* Article titles in AMA citation format should be in sentence-case

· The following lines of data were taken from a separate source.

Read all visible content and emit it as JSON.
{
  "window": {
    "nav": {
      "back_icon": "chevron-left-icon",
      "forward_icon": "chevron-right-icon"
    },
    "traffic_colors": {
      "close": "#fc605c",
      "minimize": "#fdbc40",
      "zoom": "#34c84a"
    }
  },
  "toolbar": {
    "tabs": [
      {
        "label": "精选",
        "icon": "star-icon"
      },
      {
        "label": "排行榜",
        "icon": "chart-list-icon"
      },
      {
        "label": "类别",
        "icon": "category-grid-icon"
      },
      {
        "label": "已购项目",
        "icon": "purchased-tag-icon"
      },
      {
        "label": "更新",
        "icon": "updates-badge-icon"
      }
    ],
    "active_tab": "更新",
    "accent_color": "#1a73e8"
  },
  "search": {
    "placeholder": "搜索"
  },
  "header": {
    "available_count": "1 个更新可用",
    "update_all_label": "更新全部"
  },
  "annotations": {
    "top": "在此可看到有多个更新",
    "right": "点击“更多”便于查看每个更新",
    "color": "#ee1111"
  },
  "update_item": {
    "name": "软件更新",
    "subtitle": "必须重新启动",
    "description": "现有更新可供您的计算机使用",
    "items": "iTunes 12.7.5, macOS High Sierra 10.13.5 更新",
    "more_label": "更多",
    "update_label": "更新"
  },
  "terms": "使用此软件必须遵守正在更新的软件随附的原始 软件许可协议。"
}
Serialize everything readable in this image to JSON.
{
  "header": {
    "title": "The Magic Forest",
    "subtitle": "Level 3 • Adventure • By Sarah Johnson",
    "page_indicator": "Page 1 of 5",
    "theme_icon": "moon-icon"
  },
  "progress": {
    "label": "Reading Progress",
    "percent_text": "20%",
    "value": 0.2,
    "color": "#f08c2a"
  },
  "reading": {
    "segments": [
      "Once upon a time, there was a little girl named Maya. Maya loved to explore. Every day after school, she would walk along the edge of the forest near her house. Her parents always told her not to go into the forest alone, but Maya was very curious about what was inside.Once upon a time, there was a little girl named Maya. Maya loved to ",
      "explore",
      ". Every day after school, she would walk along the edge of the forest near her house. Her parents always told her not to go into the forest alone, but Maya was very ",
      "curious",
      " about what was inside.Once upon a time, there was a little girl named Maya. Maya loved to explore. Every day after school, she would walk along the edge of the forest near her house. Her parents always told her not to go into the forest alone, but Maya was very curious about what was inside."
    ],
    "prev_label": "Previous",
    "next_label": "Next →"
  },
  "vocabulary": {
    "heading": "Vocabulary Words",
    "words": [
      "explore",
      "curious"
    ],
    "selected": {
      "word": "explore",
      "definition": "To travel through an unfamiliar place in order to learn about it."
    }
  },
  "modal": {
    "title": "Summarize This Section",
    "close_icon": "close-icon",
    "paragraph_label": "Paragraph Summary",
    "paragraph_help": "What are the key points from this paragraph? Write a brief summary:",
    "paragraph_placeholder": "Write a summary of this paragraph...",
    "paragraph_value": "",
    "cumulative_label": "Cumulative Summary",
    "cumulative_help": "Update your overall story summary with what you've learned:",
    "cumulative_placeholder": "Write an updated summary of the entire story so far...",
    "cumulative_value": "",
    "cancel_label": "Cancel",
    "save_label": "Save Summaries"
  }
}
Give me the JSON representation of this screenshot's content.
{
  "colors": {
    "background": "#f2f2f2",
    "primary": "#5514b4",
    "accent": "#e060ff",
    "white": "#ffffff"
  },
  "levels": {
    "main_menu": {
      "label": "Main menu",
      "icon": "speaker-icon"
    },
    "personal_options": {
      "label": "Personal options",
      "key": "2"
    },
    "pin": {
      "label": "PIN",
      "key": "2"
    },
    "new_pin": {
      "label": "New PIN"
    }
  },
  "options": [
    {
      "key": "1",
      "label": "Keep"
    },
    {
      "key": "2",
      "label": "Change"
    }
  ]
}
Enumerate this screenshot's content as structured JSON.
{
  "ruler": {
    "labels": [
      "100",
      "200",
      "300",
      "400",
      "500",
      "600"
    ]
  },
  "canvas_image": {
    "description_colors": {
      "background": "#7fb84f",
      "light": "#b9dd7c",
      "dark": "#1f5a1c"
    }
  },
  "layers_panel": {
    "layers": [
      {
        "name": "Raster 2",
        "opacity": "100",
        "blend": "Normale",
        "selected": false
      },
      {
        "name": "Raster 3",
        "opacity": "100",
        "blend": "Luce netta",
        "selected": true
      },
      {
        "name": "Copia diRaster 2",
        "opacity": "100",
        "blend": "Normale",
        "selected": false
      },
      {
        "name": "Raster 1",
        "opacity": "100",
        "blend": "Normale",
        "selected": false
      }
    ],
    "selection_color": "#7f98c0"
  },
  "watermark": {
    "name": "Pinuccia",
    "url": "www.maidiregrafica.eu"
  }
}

TY - JOUR T1 - Illness in long-term travelers visiting GeoSentinel clinics. AU - Chen,Lin H, AU - Wilson,Mary E, AU - Davis,Xiaohong, AU - Loutan,Louis, AU - Schwartz,Eli, AU - Keystone,Jay, AU - Hale,Devon, AU - Lim,Poh Lian, AU - McCarthy,Anne, AU - Gkrania-Klotsas,Effrossyni, AU - Schlagenhauf,Patricia, AU - ,, PY - 2009/11/7/entrez PY - 2009/11/7/pubmed PY - 2010/2/6/medline SP - 1773 EP - 82 JF - Emerging infectious diseases JO - Emerging Infect. Dis. VL - 15 IS - 11 N2 - Length of travel appears to be associated with health risks. GeoSentinel Surveillance Network data for 4,039 long-term travelers (trip duration >6 months) seen after travel during June 1, 1996, through December 31, 2008, were compared with data for 24,807 short-term travelers (trip duration <1 month). Long-term travelers traveled more often than short-term travelers for volunteer activities (39.7% vs. 7.0%) and business (25.2% vs. 13.8%). More long-term travelers were men (57.2% vs. 50.1%) and expatriates (54.0% vs. 8.9%); most had pretravel medical advice (70.3% vs. 48.9%). Per 1,000 travelers, long-term travelers more often experienced chronic diarrhea, giardiasis, Plasmodium falciparum and P. vivax malaria, irritable bowel syndrome (postinfectious), fatigue >1 month, eosinophilia, cutaneous leishmaniasis, schistosomiasis, and Entamoeba histolytica diarrhea. Areas of concern for long-term travelers were vector-borne diseases, contact-transmitted diseases, and psychological problems. Our results can help prioritize screening for and diagnosis of illness in long-term travelers and provide evidence-based pretravel advice. SN - 1080-6059 UR - https://www.unboundmedicine.com/medline/citation/19891865/full_citation L2 - https://dx.doi.org/10.3201/eid1511.090945 DB - PRIME DP - Unbound Medicine ER -